There are many people today who feel attracted by the figure of Christ and want to know him better. They realize that he is the answer to so many of our deepest concerns. But who is he really? How can someone who lived on this earth so long ago have anything in common with me today?
The Gospel we have just heard (cf. Mt -20) suggests two different ways of knowing Christ. The first is an impersonal knowledge, one based on current opinion. When Jesus asks ‘who do people say that the Son of Man is?’ the disciples answer: ‘Some say John the Baptist, but others Elijah, and still others Jeremiah or one of the prophets.’ In other words, Christ is seen as yet another religious figure, like those who came before him. Then Jesus turns to the disciples and asks them: ‘But who do you say that I am?’ Peter responds with what is the first confession of faith: ‘You are the Messiah, the Son of the living God.’ Faith is more than just empirical or historical facts; it is an ability to grasp the mystery of Christ’s person in all its depth.

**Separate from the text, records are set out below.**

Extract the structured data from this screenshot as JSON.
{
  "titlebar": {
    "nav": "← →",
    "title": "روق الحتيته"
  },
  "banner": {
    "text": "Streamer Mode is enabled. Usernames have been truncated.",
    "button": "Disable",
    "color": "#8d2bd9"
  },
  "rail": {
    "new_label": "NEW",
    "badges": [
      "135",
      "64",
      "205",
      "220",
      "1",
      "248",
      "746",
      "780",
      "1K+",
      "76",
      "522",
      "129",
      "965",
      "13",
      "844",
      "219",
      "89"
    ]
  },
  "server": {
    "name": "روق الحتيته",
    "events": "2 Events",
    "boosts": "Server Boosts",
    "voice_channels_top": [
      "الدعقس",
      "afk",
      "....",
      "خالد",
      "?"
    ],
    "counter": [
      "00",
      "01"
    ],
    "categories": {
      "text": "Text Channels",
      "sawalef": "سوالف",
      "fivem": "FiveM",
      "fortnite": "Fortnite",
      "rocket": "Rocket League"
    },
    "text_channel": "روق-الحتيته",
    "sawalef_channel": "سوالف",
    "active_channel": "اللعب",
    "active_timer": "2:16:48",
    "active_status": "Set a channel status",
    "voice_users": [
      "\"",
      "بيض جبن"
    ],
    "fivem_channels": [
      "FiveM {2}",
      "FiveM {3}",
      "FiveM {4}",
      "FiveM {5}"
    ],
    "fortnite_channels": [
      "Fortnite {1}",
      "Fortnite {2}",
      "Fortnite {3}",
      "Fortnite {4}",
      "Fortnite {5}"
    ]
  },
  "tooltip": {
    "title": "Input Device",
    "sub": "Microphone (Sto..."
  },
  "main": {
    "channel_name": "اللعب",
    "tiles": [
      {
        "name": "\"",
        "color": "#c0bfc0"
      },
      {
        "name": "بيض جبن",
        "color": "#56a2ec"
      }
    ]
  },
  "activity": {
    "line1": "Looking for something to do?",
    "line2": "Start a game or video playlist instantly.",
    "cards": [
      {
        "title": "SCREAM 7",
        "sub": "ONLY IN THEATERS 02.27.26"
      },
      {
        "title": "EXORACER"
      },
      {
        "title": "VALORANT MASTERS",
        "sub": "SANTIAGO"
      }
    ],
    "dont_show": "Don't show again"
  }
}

Yet faith is not the result of human effort, of human reasoning, but rather a gift of God: ‘Blessed are you, Simon son of Jonah! For flesh and blood has not revealed this to you, but my Father in heaven.’ Faith starts with God, who opens his heart to us and invites us to share in his own divine life. Faith does not simply provide information about who Christ is; rather, it entails a personal relationship with Christ, a surrender of our whole person, with all our understanding, will and feelings, to God’s self-revelation. So Jesus’ question ‘But who do you say that I am?’ is ultimately a challenge to the disciples to make a personal decision in his regard. Faith in Christ and discipleship are strictly interconnected.
Homily, WYD Closing Mass,
August 21, 2001
Reflection – ‘It’s not enough to know about God – we have to know God.’ These were among the first words I remember ever reading of Catherine Doherty’s, although I’m not sure where I ran across them. But they resonate with the ‘two ways’ of knowing Christ the Holy Father speaks of here. To know the historical facts, or even the doctrinal tradition and dogmatic definitions about Jesus is one thing; to know he is Messiah and Lord is another. To know and be able to intelligently discuss the ‘truth claims’ of the Christian religion is one thing (although it is an increasingly rare thing in our age of religious illiteracy, frankly); to know Jesus is another.And this knowing of Jesus is no small thing. After all, do we really ‘know’ Jesus? In what sense? We’re talking about God here, after all, assuming the Christian faith is true. We know him, yes, but this knowing is not some brash confident certainty. It is, rather, a plunge into deep mystery, really a commitment to a lifelong journey of faith, of ever-deepening knowledge, but a deepening of knowledge that many times feels like a plunge into darkness and confusion. I often feel like I ‘know’ much less about the Lord than I did twenty years ago, and I fully expect to feel the same twenty years from now.
Pope Benedict here summons us to embark on this journey, the path of discipleship. The movement from the head to the heart it is sometimes called, from knowing about Jesus to a living relationship with Him which plunges out life into an adventure, a mystery, a perilous voyage into the heart of God which leads us into the hearts of men. It is the way of the Cross, true, but this itself is the deepest intimacy of knowing Christ. The cross is the marriage bed of Christ, as Catherine loved to repeat. And it is this nuptial union which alone brings us into the fullness of divine life which we are destined to share with Him.